[Study material]
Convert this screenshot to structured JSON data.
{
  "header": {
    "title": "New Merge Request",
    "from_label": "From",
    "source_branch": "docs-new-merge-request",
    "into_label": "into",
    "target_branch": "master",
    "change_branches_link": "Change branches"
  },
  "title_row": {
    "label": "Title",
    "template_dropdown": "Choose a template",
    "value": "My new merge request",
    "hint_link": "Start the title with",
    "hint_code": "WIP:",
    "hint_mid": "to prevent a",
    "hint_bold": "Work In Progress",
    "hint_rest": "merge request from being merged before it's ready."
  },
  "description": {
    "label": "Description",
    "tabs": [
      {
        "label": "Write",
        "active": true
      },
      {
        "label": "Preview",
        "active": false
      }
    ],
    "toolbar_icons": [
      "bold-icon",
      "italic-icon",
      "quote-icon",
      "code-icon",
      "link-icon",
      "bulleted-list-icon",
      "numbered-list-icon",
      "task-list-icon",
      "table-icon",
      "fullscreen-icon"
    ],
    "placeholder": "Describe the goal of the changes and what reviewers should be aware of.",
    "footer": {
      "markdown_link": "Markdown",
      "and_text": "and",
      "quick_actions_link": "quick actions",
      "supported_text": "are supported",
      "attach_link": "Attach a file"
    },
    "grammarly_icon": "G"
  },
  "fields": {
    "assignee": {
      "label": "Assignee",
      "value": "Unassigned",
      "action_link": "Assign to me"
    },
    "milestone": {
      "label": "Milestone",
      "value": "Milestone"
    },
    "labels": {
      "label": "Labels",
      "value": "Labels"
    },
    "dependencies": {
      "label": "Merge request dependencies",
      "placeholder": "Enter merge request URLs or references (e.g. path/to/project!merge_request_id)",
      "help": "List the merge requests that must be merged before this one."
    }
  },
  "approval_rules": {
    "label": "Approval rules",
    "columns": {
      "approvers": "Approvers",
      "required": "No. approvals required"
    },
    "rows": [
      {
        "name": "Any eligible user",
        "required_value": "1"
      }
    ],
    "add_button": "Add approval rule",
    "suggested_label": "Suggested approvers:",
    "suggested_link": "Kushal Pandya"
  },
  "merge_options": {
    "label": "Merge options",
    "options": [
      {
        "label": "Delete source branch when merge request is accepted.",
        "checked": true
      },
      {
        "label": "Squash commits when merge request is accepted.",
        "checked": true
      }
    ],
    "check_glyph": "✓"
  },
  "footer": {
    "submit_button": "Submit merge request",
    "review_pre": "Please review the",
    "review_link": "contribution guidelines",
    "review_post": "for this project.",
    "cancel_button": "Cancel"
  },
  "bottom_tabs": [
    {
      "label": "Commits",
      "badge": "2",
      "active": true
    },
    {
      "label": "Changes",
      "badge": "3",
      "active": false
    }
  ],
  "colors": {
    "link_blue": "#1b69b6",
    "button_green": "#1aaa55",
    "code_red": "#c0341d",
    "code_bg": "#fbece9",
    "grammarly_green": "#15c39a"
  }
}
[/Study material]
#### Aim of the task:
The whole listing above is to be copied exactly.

#### Solved problem:
Convert this screenshot to structured JSON data.
{
  "header": {
    "title": "New Merge Request",
    "from_label": "From",
    "source_branch": "docs-new-merge-request",
    "into_label": "into",
    "target_branch": "master",
    "change_branches_link": "Change branches"
  },
  "title_row": {
    "label": "Title",
    "template_dropdown": "Choose a template",
    "value": "My new merge request",
    "hint_link": "Start the title with",
    "hint_code": "WIP:",
    "hint_mid": "to prevent a",
    "hint_bold": "Work In Progress",
    "hint_rest": "merge request from being merged before it's ready."
  },
  "description": {
    "label": "Description",
    "tabs": [
      {
        "label": "Write",
        "active": true
      },
      {
        "label": "Preview",
        "active": false
      }
    ],
    "toolbar_icons": [
      "bold-icon",
      "italic-icon",
      "quote-icon",
      "code-icon",
      "link-icon",
      "bulleted-list-icon",
      "numbered-list-icon",
      "task-list-icon",
      "table-icon",
      "fullscreen-icon"
    ],
    "placeholder": "Describe the goal of the changes and what reviewers should be aware of.",
    "footer": {
      "markdown_link": "Markdown",
      "and_text": "and",
      "quick_actions_link": "quick actions",
      "supported_text": "are supported",
      "attach_link": "Attach a file"
    },
    "grammarly_icon": "G"
  },
  "fields": {
    "assignee": {
      "label": "Assignee",
      "value": "Unassigned",
      "action_link": "Assign to me"
    },
    "milestone": {
      "label": "Milestone",
      "value": "Milestone"
    },
    "labels": {
      "label": "Labels",
      "value": "Labels"
    },
    "dependencies": {
      "label": "Merge request dependencies",
      "placeholder": "Enter merge request URLs or references (e.g. path/to/project!merge_request_id)",
      "help": "List the merge requests that must be merged before this one."
    }
  },
  "approval_rules": {
    "label": "Approval rules",
    "columns": {
      "approvers": "Approvers",
      "required": "No. approvals required"
    },
    "rows": [
      {
        "name": "Any eligible user",
        "required_value": "1"
      }
    ],
    "add_button": "Add approval rule",
    "suggested_label": "Suggested approvers:",
    "suggested_link": "Kushal Pandya"
  },
  "merge_options": {
    "label": "Merge options",
    "options": [
      {
        "label": "Delete source branch when merge request is accepted.",
        "checked": true
      },
      {
        "label": "Squash commits when merge request is accepted.",
        "checked": true
      }
    ],
    "check_glyph": "✓"
  },
  "footer": {
    "submit_button": "Submit merge request",
    "review_pre": "Please review the",
    "review_link": "contribution guidelines",
    "review_post": "for this project.",
    "cancel_button": "Cancel"
  },
  "bottom_tabs": [
    {
      "label": "Commits",
      "badge": "2",
      "active": true
    },
    {
      "label": "Changes",
      "badge": "3",
      "active": false
    }
  ],
  "colors": {
    "link_blue": "#1b69b6",
    "button_green": "#1aaa55",
    "code_red": "#c0341d",
    "code_bg": "#fbece9",
    "grammarly_green": "#15c39a"
  }
}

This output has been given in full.